Carl Pellonpaa was much more than face on TV
Carl V. Pellonpaa was an Upper Peninsula treasure. The longtime host of “Finland Calling,” or “Suomi Kutsuu,” died Sept. 1. The show ran Sunday mornings on WLUC-TV6 from 1962 to 2015.
The son of Finnish immigrants, he instilled his affection for his heritage in many ways.
Perhaps the most notable was “Finland Calling,” which was the only Finnish language television show in the United States and the longest-running television program in the world with the same host.
However, Pellonpaa also was involved in local government, having been elected to the Marquette County Board of Supervisors, now known as the Marquette County Board of Commissioners, and served with the Michigan State Highway Commission, now the Michigan Department of Transportation.
Pellonpaa was the recipient of many honors and awards, including the Knight of the Order of the White Rose in 1988. He was honorary consul of Finland, and had visited that country numerous times.
Pellonpaa was 87 at the time of his passing.
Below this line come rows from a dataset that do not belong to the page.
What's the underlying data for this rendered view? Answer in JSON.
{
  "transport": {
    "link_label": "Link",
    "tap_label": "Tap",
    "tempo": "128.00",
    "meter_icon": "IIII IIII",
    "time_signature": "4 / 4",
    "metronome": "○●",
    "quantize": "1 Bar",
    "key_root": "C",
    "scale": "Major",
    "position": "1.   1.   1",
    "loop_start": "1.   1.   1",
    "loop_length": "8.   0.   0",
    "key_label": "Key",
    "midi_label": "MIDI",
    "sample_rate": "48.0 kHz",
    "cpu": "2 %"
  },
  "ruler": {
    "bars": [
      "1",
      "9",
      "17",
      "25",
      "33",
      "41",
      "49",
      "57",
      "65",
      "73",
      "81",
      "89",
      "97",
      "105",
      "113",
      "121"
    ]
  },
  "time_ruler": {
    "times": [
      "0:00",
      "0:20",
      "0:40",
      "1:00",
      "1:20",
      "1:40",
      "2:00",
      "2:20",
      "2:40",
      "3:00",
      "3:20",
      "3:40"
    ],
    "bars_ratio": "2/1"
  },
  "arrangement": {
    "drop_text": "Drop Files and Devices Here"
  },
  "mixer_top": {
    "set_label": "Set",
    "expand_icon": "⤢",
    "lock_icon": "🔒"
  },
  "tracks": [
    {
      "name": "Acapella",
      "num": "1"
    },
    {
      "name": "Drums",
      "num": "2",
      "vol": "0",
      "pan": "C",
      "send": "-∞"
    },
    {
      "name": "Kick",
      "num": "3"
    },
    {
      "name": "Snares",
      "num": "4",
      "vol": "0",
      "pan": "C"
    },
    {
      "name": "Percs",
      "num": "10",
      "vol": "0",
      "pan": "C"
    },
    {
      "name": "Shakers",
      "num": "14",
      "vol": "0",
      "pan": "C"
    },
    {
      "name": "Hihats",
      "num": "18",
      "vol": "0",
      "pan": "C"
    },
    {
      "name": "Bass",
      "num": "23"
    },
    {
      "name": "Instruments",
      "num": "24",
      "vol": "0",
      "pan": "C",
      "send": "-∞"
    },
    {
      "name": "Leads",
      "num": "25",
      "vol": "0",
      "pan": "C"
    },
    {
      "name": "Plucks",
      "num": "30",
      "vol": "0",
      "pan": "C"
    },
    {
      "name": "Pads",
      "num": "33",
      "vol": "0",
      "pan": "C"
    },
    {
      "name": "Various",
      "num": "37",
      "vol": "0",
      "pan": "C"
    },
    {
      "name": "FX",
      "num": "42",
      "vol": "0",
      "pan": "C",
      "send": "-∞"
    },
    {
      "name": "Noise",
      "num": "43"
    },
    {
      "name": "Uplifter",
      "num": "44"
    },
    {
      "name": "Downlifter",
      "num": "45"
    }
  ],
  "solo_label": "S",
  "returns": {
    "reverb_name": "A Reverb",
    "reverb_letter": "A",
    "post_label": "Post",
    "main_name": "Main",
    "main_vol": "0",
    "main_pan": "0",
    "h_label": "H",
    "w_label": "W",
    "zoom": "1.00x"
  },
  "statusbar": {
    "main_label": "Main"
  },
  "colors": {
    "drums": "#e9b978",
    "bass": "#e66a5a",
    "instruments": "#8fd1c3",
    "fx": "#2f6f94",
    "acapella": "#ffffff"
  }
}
Considering he retired from his hosting duties of “Finland Calling” only in 2015, he was active through the later years of his life.
A 2008 article on MyNorth.com featured Pellonpaa and the show, with the story reading in part: “For loyal viewers, though, there is no mystery to the show”s enduring appeal. The bands playing traditional Finnish music, the interviews, the spoken Finnish language, images from Finland — it all forms a direct connection to the homeland for the large population of Finnish Americans in the Upper Peninsula and Wisconsin.
“Pellonpaa quotes a 1960 census figure that said 25 percent of the then-300,000 U.P. residents were first or second generation Finns. The show affirms the culture and the viewer’s very sense of self.”
A person didn’t have to be Finnish-American, though, to enjoy Pellonpaa’s company or his program. His presence transcended his heritage, although he undoubtedly was proud of his Finnish roots, having been the son of immigrants from that country.
Spreading that Finnish heritage was a big part of Carl V. Pellonpaa’s life, but it wasn’t the only one.
And for that, we are better off for having him in our midst all these years.